**Supplied material**
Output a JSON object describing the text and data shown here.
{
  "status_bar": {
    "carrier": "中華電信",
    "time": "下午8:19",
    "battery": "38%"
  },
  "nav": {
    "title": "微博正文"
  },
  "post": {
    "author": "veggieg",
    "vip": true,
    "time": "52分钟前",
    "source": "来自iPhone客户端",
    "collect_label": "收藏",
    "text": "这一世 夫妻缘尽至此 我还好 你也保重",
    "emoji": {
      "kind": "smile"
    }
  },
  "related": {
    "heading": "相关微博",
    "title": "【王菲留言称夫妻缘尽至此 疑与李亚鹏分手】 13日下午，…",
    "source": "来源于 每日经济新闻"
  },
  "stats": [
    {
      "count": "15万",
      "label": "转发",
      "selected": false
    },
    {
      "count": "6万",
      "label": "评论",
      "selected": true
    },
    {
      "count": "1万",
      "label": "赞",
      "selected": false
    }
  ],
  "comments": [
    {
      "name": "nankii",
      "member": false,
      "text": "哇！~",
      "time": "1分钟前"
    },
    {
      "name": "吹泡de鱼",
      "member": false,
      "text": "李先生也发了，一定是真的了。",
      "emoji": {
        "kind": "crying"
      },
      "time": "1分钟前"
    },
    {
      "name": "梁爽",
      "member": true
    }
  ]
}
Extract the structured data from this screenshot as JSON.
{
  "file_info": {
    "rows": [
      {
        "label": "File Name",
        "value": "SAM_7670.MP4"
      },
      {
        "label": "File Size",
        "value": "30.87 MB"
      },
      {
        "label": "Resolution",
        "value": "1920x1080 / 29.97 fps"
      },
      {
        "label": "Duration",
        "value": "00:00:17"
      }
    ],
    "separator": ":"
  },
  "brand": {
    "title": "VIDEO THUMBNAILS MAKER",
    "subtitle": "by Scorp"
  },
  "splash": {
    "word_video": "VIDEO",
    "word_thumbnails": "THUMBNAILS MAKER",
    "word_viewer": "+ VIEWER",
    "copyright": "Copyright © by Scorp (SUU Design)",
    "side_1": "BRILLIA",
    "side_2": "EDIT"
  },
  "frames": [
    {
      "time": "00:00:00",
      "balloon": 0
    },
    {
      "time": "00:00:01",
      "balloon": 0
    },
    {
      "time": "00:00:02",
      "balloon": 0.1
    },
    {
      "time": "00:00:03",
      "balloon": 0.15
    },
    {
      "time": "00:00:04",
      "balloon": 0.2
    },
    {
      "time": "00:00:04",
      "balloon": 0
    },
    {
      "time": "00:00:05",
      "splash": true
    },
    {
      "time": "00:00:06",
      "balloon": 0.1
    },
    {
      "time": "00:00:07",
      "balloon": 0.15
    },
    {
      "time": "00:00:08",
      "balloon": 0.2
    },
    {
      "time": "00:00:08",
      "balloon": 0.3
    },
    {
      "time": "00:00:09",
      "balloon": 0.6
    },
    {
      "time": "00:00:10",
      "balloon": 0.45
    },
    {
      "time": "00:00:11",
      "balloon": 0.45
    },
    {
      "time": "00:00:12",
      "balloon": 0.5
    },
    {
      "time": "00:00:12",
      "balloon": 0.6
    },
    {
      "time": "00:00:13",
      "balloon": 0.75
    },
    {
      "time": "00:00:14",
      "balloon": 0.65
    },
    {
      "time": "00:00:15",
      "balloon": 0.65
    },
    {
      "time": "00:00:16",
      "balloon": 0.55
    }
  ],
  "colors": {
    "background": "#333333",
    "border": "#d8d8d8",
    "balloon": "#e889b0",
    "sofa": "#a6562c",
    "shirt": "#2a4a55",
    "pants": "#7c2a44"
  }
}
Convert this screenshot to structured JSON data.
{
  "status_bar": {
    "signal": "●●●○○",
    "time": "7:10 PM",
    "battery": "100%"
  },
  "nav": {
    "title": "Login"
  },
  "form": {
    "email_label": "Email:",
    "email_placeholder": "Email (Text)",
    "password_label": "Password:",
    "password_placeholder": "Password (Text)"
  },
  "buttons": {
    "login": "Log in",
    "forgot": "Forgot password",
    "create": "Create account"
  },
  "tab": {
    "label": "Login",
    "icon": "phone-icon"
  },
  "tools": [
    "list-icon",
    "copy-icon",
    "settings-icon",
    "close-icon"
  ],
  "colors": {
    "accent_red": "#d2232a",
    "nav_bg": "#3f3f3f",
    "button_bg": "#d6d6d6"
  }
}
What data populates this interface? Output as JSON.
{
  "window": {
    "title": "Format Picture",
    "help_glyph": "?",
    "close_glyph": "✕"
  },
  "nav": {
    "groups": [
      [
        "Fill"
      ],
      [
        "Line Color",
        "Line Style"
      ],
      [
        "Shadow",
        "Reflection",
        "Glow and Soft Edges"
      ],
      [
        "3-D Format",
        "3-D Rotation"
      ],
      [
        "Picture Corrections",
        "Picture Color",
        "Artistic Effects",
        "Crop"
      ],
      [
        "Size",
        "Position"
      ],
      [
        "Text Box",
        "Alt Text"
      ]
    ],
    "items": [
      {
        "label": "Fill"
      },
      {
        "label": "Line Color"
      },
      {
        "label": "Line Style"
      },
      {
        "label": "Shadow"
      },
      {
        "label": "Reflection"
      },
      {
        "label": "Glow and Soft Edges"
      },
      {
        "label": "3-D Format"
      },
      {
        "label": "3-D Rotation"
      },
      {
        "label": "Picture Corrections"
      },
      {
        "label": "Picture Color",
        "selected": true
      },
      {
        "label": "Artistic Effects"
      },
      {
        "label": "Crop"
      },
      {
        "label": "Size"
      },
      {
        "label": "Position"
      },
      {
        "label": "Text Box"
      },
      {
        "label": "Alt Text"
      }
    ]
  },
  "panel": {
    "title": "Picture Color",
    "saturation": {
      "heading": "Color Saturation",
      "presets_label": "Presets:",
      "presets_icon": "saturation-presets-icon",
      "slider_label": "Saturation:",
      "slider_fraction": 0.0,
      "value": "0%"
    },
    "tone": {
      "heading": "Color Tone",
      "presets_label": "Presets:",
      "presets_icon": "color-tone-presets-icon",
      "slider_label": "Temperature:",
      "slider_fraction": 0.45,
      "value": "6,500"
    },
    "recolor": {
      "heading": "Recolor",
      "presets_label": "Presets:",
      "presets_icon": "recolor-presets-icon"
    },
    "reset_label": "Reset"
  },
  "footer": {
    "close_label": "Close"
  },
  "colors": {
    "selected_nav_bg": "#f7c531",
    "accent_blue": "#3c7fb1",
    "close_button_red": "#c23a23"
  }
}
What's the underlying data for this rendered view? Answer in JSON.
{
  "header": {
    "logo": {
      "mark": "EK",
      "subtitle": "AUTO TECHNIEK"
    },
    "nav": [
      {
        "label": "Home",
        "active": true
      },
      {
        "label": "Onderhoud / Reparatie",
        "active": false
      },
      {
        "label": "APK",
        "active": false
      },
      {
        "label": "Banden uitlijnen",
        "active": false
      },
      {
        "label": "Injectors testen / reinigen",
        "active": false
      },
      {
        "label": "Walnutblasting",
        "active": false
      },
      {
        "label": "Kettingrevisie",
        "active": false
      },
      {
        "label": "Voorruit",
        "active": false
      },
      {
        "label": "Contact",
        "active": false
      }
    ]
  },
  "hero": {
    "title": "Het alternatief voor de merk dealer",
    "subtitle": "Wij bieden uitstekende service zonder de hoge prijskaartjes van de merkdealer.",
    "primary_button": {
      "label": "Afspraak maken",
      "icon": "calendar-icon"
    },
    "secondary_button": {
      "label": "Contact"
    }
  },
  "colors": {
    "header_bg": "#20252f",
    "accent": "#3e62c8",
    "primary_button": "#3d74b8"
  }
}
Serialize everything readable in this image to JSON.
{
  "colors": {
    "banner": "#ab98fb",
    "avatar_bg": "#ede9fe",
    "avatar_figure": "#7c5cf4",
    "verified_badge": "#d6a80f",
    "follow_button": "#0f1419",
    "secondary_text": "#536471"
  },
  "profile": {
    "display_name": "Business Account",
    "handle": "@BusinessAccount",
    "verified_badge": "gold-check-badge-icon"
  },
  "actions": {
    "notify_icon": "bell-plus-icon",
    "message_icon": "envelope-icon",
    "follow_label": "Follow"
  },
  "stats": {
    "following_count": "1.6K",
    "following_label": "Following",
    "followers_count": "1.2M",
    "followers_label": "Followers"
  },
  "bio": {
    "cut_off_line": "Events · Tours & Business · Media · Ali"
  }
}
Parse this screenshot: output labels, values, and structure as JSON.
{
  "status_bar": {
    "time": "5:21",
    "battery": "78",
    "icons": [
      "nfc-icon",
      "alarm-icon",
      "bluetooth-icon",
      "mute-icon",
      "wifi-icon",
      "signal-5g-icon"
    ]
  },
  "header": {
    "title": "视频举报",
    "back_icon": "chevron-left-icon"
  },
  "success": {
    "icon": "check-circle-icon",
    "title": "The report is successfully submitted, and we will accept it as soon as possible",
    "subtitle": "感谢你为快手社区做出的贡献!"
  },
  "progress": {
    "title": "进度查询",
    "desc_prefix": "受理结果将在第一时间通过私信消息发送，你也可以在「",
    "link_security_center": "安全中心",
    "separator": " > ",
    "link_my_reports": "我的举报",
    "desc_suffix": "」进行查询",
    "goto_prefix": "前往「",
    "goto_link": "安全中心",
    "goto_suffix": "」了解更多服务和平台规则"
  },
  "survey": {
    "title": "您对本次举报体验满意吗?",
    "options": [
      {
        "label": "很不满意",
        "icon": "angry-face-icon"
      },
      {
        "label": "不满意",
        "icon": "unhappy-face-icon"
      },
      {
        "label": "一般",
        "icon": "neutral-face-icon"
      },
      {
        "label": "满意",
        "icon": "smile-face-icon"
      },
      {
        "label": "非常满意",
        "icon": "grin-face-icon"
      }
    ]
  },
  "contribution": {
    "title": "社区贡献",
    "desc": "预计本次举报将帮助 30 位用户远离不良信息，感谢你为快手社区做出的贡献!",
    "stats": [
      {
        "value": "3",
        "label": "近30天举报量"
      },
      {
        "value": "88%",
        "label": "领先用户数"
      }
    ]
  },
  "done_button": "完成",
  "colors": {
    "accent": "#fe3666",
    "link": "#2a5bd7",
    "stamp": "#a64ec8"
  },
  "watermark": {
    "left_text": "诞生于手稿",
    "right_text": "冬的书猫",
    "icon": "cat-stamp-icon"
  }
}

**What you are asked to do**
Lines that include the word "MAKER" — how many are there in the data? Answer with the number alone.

**Solution for this task**
2